_Record extracts_
::::
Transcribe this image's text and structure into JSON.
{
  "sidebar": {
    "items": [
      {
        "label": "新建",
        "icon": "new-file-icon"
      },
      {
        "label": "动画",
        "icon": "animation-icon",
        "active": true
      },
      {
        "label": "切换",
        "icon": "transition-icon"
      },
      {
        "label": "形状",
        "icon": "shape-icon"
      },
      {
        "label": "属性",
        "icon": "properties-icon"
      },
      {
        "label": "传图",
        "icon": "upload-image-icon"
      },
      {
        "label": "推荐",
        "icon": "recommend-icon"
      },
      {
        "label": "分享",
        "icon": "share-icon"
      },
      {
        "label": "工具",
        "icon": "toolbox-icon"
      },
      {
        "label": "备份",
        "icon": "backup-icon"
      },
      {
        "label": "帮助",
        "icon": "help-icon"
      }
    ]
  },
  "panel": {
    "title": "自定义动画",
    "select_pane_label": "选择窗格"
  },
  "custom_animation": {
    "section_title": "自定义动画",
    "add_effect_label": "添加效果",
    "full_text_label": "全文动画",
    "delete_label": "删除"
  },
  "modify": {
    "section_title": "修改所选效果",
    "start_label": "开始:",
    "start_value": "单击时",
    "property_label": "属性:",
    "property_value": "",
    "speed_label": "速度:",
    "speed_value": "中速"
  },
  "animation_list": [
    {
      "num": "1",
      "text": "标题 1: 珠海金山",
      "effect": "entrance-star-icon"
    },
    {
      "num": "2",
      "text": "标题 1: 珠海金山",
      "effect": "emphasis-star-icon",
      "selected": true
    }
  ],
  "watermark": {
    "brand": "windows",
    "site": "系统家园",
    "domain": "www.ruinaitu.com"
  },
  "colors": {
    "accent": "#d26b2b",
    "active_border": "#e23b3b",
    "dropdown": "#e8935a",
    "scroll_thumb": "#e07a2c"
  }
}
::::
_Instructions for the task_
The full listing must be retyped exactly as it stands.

_The answer_
Transcribe this image's text and structure into JSON.
{
  "sidebar": {
    "items": [
      {
        "label": "新建",
        "icon": "new-file-icon"
      },
      {
        "label": "动画",
        "icon": "animation-icon",
        "active": true
      },
      {
        "label": "切换",
        "icon": "transition-icon"
      },
      {
        "label": "形状",
        "icon": "shape-icon"
      },
      {
        "label": "属性",
        "icon": "properties-icon"
      },
      {
        "label": "传图",
        "icon": "upload-image-icon"
      },
      {
        "label": "推荐",
        "icon": "recommend-icon"
      },
      {
        "label": "分享",
        "icon": "share-icon"
      },
      {
        "label": "工具",
        "icon": "toolbox-icon"
      },
      {
        "label": "备份",
        "icon": "backup-icon"
      },
      {
        "label": "帮助",
        "icon": "help-icon"
      }
    ]
  },
  "panel": {
    "title": "自定义动画",
    "select_pane_label": "选择窗格"
  },
  "custom_animation": {
    "section_title": "自定义动画",
    "add_effect_label": "添加效果",
    "full_text_label": "全文动画",
    "delete_label": "删除"
  },
  "modify": {
    "section_title": "修改所选效果",
    "start_label": "开始:",
    "start_value": "单击时",
    "property_label": "属性:",
    "property_value": "",
    "speed_label": "速度:",
    "speed_value": "中速"
  },
  "animation_list": [
    {
      "num": "1",
      "text": "标题 1: 珠海金山",
      "effect": "entrance-star-icon"
    },
    {
      "num": "2",
      "text": "标题 1: 珠海金山",
      "effect": "emphasis-star-icon",
      "selected": true
    }
  ],
  "watermark": {
    "brand": "windows",
    "site": "系统家园",
    "domain": "www.ruinaitu.com"
  },
  "colors": {
    "accent": "#d26b2b",
    "active_border": "#e23b3b",
    "dropdown": "#e8935a",
    "scroll_thumb": "#e07a2c"
  }
}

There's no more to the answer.